So, no team suffered a bigger Sunday loss than the San Francisco 49ers, that after starting quarterback Trey Lance broke his ankle. He’s finished. Barely a game into the season, It is now (again) Jimmy Garoppolo at the controls. With how confident he looked when pressed into action, the club, which dismissed the Seattle Seahawks at home, figures to thrive.
Baltimore suffered one of the truly improbable fourth-quarter collapses in recent memory, but Lamar Jackson was incredible, primed to be an MVP candidate this season. Baltimore, despite a 42-38 meltdown home defeat to the Miami Dolphins, is going to be fine…provided no more four-touchdown four quarters by the opposition. Jackson’s fifth choice (+1200) to win the award as per NFL MVP odds.
There are other teams on the opposite end of the ”worry” spectrum.
The Bengals are the defending AFC champions. According to NFL odds, they’re at 3-1, or +300, just to win their (North) division as of now.
The Bengals looked at last season’s roster, deciding that all they needed to take the next step was to solidify the line in front of quarterback Joe Burrow. However, the players brought in are no better. Statistically worse, with 13 sacks in two weeks, That’s a pace of more than 100 sacks this season.
The Pittsburgh Steelers and Dallas Cowboys are very good at rushing the passer, but even if the pace decreases to four sacks per game, Burrow may become just the third quarterback in history to be sacked more than 70 times in a season.

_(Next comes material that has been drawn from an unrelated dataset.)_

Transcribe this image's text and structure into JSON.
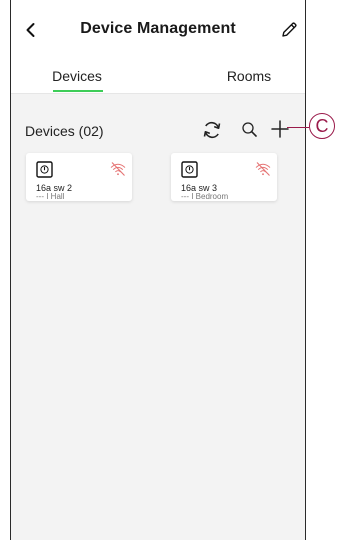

Having lost to Mitchell Trubisky and Cooper Rush to start 0-2 is not good. Allowing your future to get pummeled every week is nor forgivable.
The Broncos were able to hold on and defeat the moribund Houston Texans in Russell Wilson’s debut at home, but the cracks we saw in their opening week loss at Seattle looked even larger.

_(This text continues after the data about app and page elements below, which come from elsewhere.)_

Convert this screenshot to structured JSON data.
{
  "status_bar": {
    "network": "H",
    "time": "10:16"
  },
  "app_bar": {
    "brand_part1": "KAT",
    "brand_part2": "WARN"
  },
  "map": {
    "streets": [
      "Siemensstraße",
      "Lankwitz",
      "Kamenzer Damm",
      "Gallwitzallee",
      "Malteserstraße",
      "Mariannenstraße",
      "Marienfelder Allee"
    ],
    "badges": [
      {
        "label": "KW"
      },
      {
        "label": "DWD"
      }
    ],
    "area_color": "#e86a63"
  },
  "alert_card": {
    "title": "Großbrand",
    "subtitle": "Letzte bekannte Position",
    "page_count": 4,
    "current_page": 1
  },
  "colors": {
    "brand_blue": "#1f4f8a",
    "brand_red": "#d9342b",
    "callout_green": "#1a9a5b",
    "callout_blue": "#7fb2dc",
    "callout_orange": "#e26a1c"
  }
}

To struggle with false starts and delays of games you’re playing amidst the roar of Lumen Field was expected. That shouldn’t be an issue in Denver. Communication is supposed to be quite easy. Monitoring the play clocks should be easy as well. Instead, the Mile High Stadium crowd was counting down the clock prior to each play. That’s embarrassing, seriously.
The early returns on Nathaniel Hackett are not good. He is calling plays, and it’s become clear that running this offense is interfering with his other gameday duties as coach. Once again, he made puzzling decisions involving time outs, time management and field goals. Third and short led to a nothing play, which then led to what was originally a field-goal attempt, ultimately a punt.

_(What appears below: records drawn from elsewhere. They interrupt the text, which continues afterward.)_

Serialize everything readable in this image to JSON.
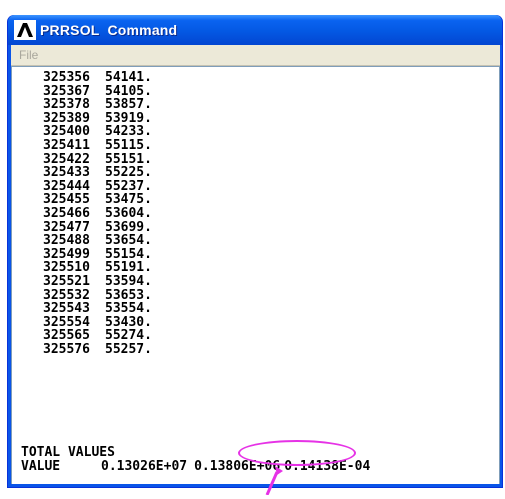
{
  "window": {
    "title": "PRRSOL  Command",
    "colors": {
      "title_bar": "#0458e3",
      "menu_bg": "#ece9d8",
      "highlight": "#e632e6"
    }
  },
  "menu": {
    "items": [
      {
        "label": "File"
      }
    ]
  },
  "console": {
    "rows": [
      {
        "node": "325356",
        "value": "54141."
      },
      {
        "node": "325367",
        "value": "54105."
      },
      {
        "node": "325378",
        "value": "53857."
      },
      {
        "node": "325389",
        "value": "53919."
      },
      {
        "node": "325400",
        "value": "54233."
      },
      {
        "node": "325411",
        "value": "55115."
      },
      {
        "node": "325422",
        "value": "55151."
      },
      {
        "node": "325433",
        "value": "55225."
      },
      {
        "node": "325444",
        "value": "55237."
      },
      {
        "node": "325455",
        "value": "53475."
      },
      {
        "node": "325466",
        "value": "53604."
      },
      {
        "node": "325477",
        "value": "53699."
      },
      {
        "node": "325488",
        "value": "53654."
      },
      {
        "node": "325499",
        "value": "55154."
      },
      {
        "node": "325510",
        "value": "55191."
      },
      {
        "node": "325521",
        "value": "53594."
      },
      {
        "node": "325532",
        "value": "53653."
      },
      {
        "node": "325543",
        "value": "53554."
      },
      {
        "node": "325554",
        "value": "53430."
      },
      {
        "node": "325565",
        "value": "55274."
      },
      {
        "node": "325576",
        "value": "55257."
      }
    ],
    "total_label": "TOTAL VALUES",
    "value_label": "VALUE",
    "totals": [
      "0.13026E+07",
      "0.13806E+06",
      "0.14138E-04"
    ]
  },
  "icons": {
    "app_logo": "ansys-logo-icon",
    "arrow": "arrow-up-icon"
  }
}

The Broncos’ red zone offense is awful, too. There were six goal-to-go situations in two weeks, having failed to score a touchdown on any. Wilson was 14-for-31 for 219 yards against the terrible Texans, and if Denver does not get things corrected, the AFC West is gonna eat it alive.
The Colts have their demons playing in Jacksonville. Sunday was the second consecutive season needing a win on the road versus the Jaguars, and didn’t even pretend to get the memo.
Biggest concern is the thing that was supposed to be their biggest asset on offense, and that’s the offensive line play. Quarterback Matt Ryan was pressured 37 percent of his dropback situations, the second most of any quarterback during the second week. Jonathan Taylor was fine, though limited in use (nine carries, 54 yards on nine carries) while Indy was in a hole early.
Ryan has a good feel for the pocket, but doesn’t have the ability to adjust to a collapsing pocket. That’s sinking the Colts thus far.
Honorable Mention Worry – Raiders, Saints, Commanders
The Las Vegas Raiders are 0-2, playing two-quarters of decent football in each of the two games. Quarterback Derek Carr does not survive beyond this season if things don’t change.
The New Orleans Saints were going to push the Bucs for the NFC South, but Jameis Winston is both hurting and looking every bit the 30-interception quarterback he was in 2019.
The Washington Commanders were supposed to be a good running team with a tough defense. At just 3½ yards per carry, they’re 28th in rushing, while a 6.6 yards allowed per play is 30th.